Exercise details :: Every word in the data below belongs in your copy, exactly as given; the pictures do not.
----
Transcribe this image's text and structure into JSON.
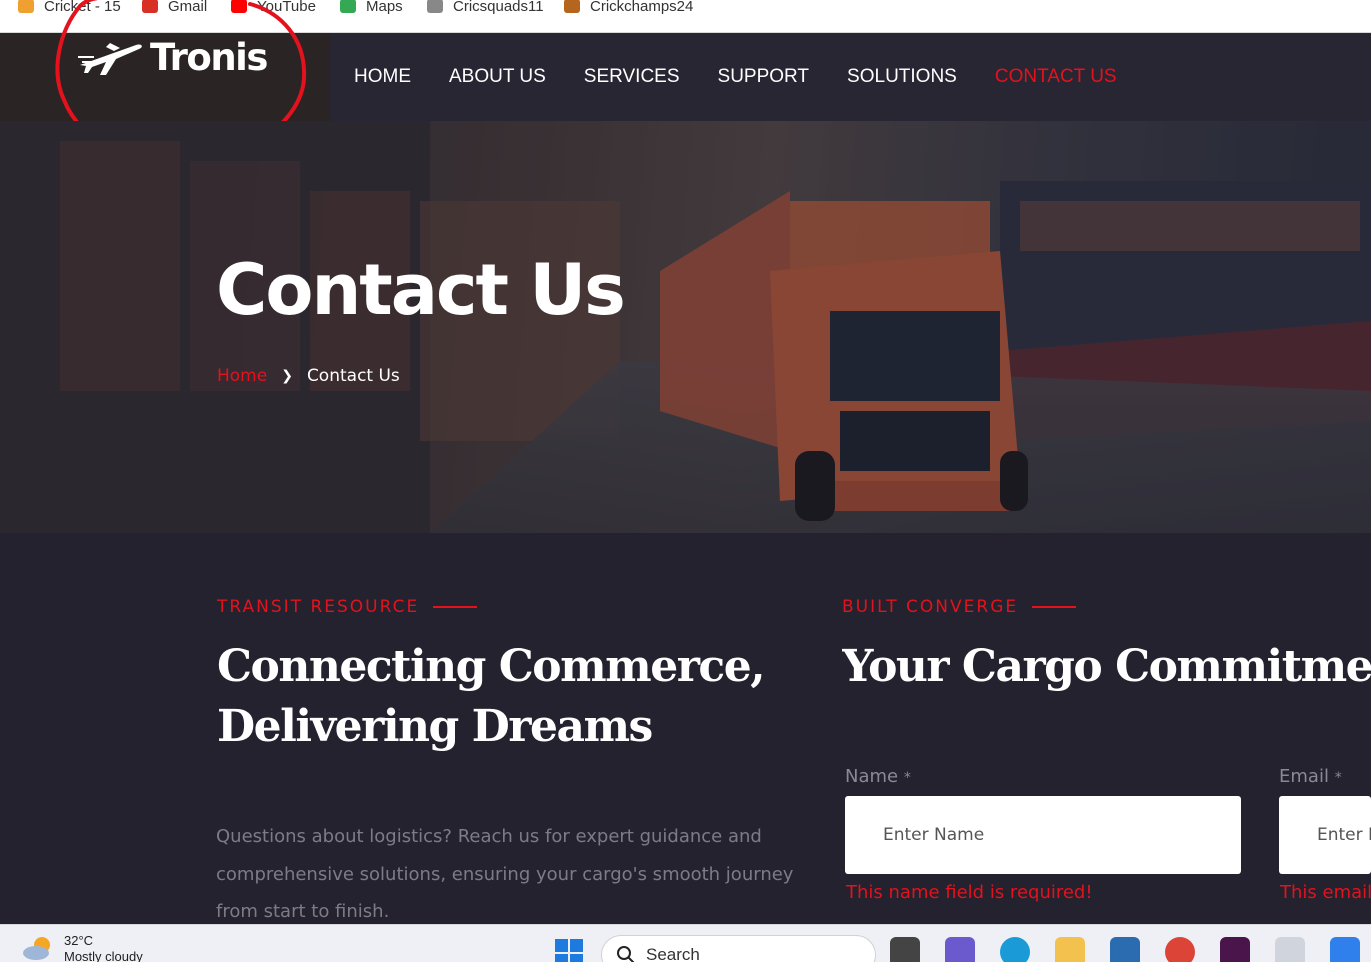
{
  "bookmarks": [
    {
      "label": "Cricket - 15",
      "color": "#f0a030"
    },
    {
      "label": "Gmail",
      "color": "#d93025"
    },
    {
      "label": "YouTube",
      "color": "#ff0000"
    },
    {
      "label": "Maps",
      "color": "#34a853"
    },
    {
      "label": "Cricsquads11",
      "color": "#888888"
    },
    {
      "label": "Crickchamps24",
      "color": "#b5651d"
    }
  ],
  "header": {
    "logo_text": "Tronis",
    "nav": [
      {
        "label": "HOME",
        "active": false
      },
      {
        "label": "ABOUT US",
        "active": false
      },
      {
        "label": "SERVICES",
        "active": false
      },
      {
        "label": "SUPPORT",
        "active": false
      },
      {
        "label": "SOLUTIONS",
        "active": false
      },
      {
        "label": "CONTACT US",
        "active": true
      }
    ]
  },
  "hero": {
    "title": "Contact Us",
    "breadcrumb": {
      "home": "Home",
      "separator_icon": "chevron-right-icon",
      "current": "Contact Us"
    }
  },
  "left_section": {
    "tag": "TRANSIT RESOURCE",
    "heading_line1": "Connecting Commerce,",
    "heading_line2": "Delivering Dreams",
    "paragraph": "Questions about logistics? Reach us for expert guidance and comprehensive solutions, ensuring your cargo's smooth journey from start to finish."
  },
  "right_section": {
    "tag": "BUILT CONVERGE",
    "heading": "Your Cargo Commitment i",
    "form": {
      "name": {
        "label": "Name",
        "required_mark": "*",
        "placeholder": "Enter Name",
        "value": "",
        "error": "This name field is required!"
      },
      "email": {
        "label": "Email",
        "required_mark": "*",
        "placeholder": "Enter E",
        "value": "",
        "error": "This email"
      }
    }
  },
  "taskbar": {
    "weather_temp": "32°C",
    "weather_desc": "Mostly cloudy",
    "search_label": "Search"
  },
  "colors": {
    "accent": "#e3121d",
    "page_bg": "#23222e",
    "header_bg": "#272632"
  }
}
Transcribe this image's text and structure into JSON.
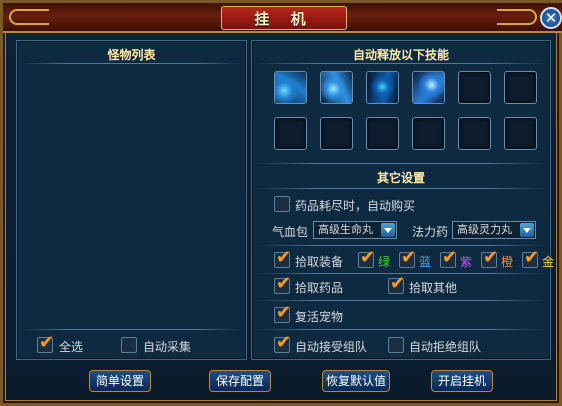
{
  "window": {
    "title": "挂 机",
    "close_label": "✕"
  },
  "left_panel": {
    "title": "怪物列表",
    "select_all": {
      "label": "全选",
      "checked": true
    },
    "auto_collect": {
      "label": "自动采集",
      "checked": false
    }
  },
  "right_panel": {
    "skills_title": "自动释放以下技能",
    "skills": [
      {
        "name": "skill-1",
        "filled": true
      },
      {
        "name": "skill-2",
        "filled": true
      },
      {
        "name": "skill-3",
        "filled": true
      },
      {
        "name": "skill-4",
        "filled": true
      },
      {
        "name": "empty",
        "filled": false
      },
      {
        "name": "empty",
        "filled": false
      },
      {
        "name": "empty",
        "filled": false
      },
      {
        "name": "empty",
        "filled": false
      },
      {
        "name": "empty",
        "filled": false
      },
      {
        "name": "empty",
        "filled": false
      },
      {
        "name": "empty",
        "filled": false
      },
      {
        "name": "empty",
        "filled": false
      }
    ],
    "other_title": "其它设置",
    "auto_buy": {
      "label": "药品耗尽时，自动购买",
      "checked": false
    },
    "hp_label": "气血包",
    "hp_value": "高级生命丸",
    "mp_label": "法力药",
    "mp_value": "高级灵力丸",
    "pick_equip": {
      "label": "拾取装备",
      "checked": true
    },
    "quality": [
      {
        "label": "绿",
        "checked": true,
        "color": "#3bd23b"
      },
      {
        "label": "蓝",
        "checked": true,
        "color": "#3fa7ff"
      },
      {
        "label": "紫",
        "checked": true,
        "color": "#c052ff"
      },
      {
        "label": "橙",
        "checked": true,
        "color": "#ff8a1e"
      },
      {
        "label": "金",
        "checked": true,
        "color": "#ffd21e"
      }
    ],
    "pick_potion": {
      "label": "拾取药品",
      "checked": true
    },
    "pick_other": {
      "label": "拾取其他",
      "checked": true
    },
    "revive_pet": {
      "label": "复活宠物",
      "checked": true
    },
    "auto_accept_team": {
      "label": "自动接受组队",
      "checked": true
    },
    "auto_reject_team": {
      "label": "自动拒绝组队",
      "checked": false
    }
  },
  "buttons": {
    "simple": "简单设置",
    "save": "保存配置",
    "restore": "恢复默认值",
    "start": "开启挂机"
  },
  "tick": "✔"
}
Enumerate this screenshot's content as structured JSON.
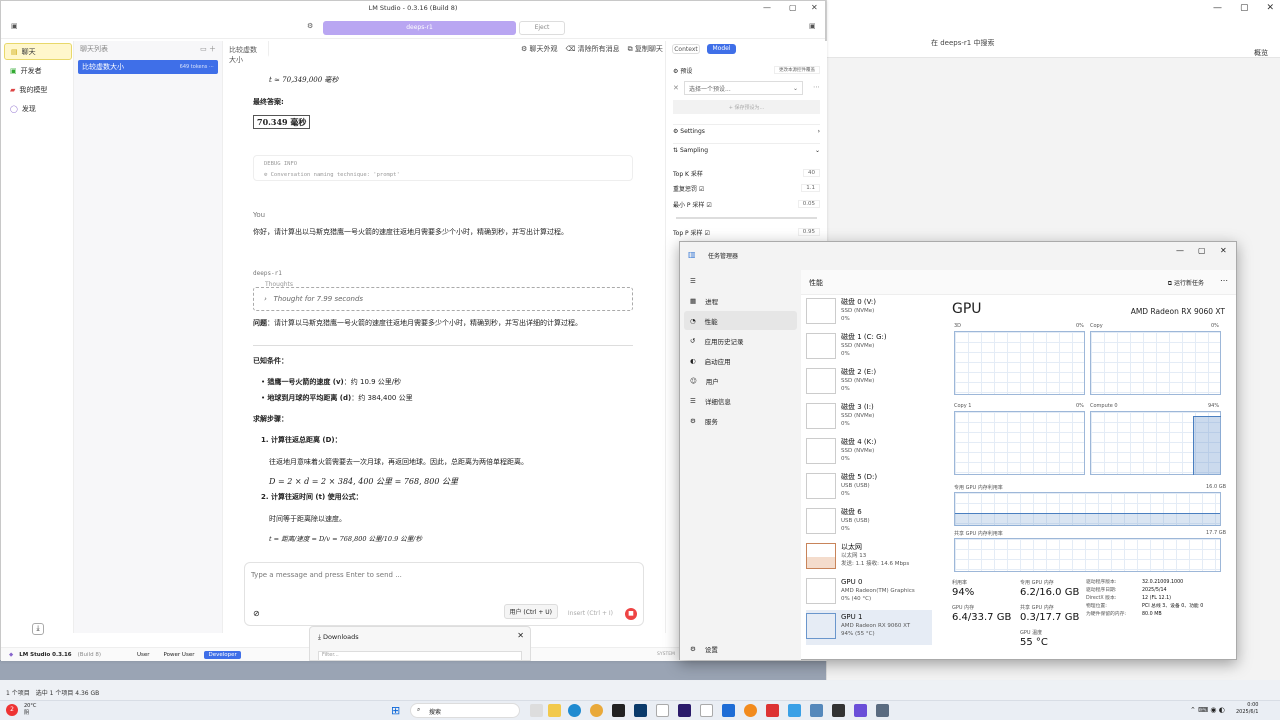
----
Task result ::
Transcribe this image's text and structure into JSON.
{
  "bookmarks": [
    {
      "label": "Cricket - 15",
      "color": "#f0a030"
    },
    {
      "label": "Gmail",
      "color": "#d93025"
    },
    {
      "label": "YouTube",
      "color": "#ff0000"
    },
    {
      "label": "Maps",
      "color": "#34a853"
    },
    {
      "label": "Cricsquads11",
      "color": "#888888"
    },
    {
      "label": "Crickchamps24",
      "color": "#b5651d"
    }
  ],
  "header": {
    "logo_text": "Tronis",
    "nav": [
      {
        "label": "HOME",
        "active": false
      },
      {
        "label": "ABOUT US",
        "active": false
      },
      {
        "label": "SERVICES",
        "active": false
      },
      {
        "label": "SUPPORT",
        "active": false
      },
      {
        "label": "SOLUTIONS",
        "active": false
      },
      {
        "label": "CONTACT US",
        "active": true
      }
    ]
  },
  "hero": {
    "title": "Contact Us",
    "breadcrumb": {
      "home": "Home",
      "separator_icon": "chevron-right-icon",
      "current": "Contact Us"
    }
  },
  "left_section": {
    "tag": "TRANSIT RESOURCE",
    "heading_line1": "Connecting Commerce,",
    "heading_line2": "Delivering Dreams",
    "paragraph": "Questions about logistics? Reach us for expert guidance and comprehensive solutions, ensuring your cargo's smooth journey from start to finish."
  },
  "right_section": {
    "tag": "BUILT CONVERGE",
    "heading": "Your Cargo Commitment i",
    "form": {
      "name": {
        "label": "Name",
        "required_mark": "*",
        "placeholder": "Enter Name",
        "value": "",
        "error": "This name field is required!"
      },
      "email": {
        "label": "Email",
        "required_mark": "*",
        "placeholder": "Enter E",
        "value": "",
        "error": "This email"
      }
    }
  },
  "taskbar": {
    "weather_temp": "32°C",
    "weather_desc": "Mostly cloudy",
    "search_label": "Search"
  },
  "colors": {
    "accent": "#e3121d",
    "page_bg": "#23222e",
    "header_bg": "#272632"
  }
}
Transcribe this image's text and structure into JSON.
{
  "window": {
    "title": "挂 机",
    "close_label": "✕"
  },
  "left_panel": {
    "title": "怪物列表",
    "select_all": {
      "label": "全选",
      "checked": true
    },
    "auto_collect": {
      "label": "自动采集",
      "checked": false
    }
  },
  "right_panel": {
    "skills_title": "自动释放以下技能",
    "skills": [
      {
        "name": "skill-1",
        "filled": true
      },
      {
        "name": "skill-2",
        "filled": true
      },
      {
        "name": "skill-3",
        "filled": true
      },
      {
        "name": "skill-4",
        "filled": true
      },
      {
        "name": "empty",
        "filled": false
      },
      {
        "name": "empty",
        "filled": false
      },
      {
        "name": "empty",
        "filled": false
      },
      {
        "name": "empty",
        "filled": false
      },
      {
        "name": "empty",
        "filled": false
      },
      {
        "name": "empty",
        "filled": false
      },
      {
        "name": "empty",
        "filled": false
      },
      {
        "name": "empty",
        "filled": false
      }
    ],
    "other_title": "其它设置",
    "auto_buy": {
      "label": "药品耗尽时，自动购买",
      "checked": false
    },
    "hp_label": "气血包",
    "hp_value": "高级生命丸",
    "mp_label": "法力药",
    "mp_value": "高级灵力丸",
    "pick_equip": {
      "label": "拾取装备",
      "checked": true
    },
    "quality": [
      {
        "label": "绿",
        "checked": true,
        "color": "#3bd23b"
      },
      {
        "label": "蓝",
        "checked": true,
        "color": "#3fa7ff"
      },
      {
        "label": "紫",
        "checked": true,
        "color": "#c052ff"
      },
      {
        "label": "橙",
        "checked": true,
        "color": "#ff8a1e"
      },
      {
        "label": "金",
        "checked": true,
        "color": "#ffd21e"
      }
    ],
    "pick_potion": {
      "label": "拾取药品",
      "checked": true
    },
    "pick_other": {
      "label": "拾取其他",
      "checked": true
    },
    "revive_pet": {
      "label": "复活宠物",
      "checked": true
    },
    "auto_accept_team": {
      "label": "自动接受组队",
      "checked": true
    },
    "auto_reject_team": {
      "label": "自动拒绝组队",
      "checked": false
    }
  },
  "buttons": {
    "simple": "简单设置",
    "save": "保存配置",
    "restore": "恢复默认值",
    "start": "开启挂机"
  },
  "tick": "✔"
}
Enumerate this screenshot's content as structured JSON.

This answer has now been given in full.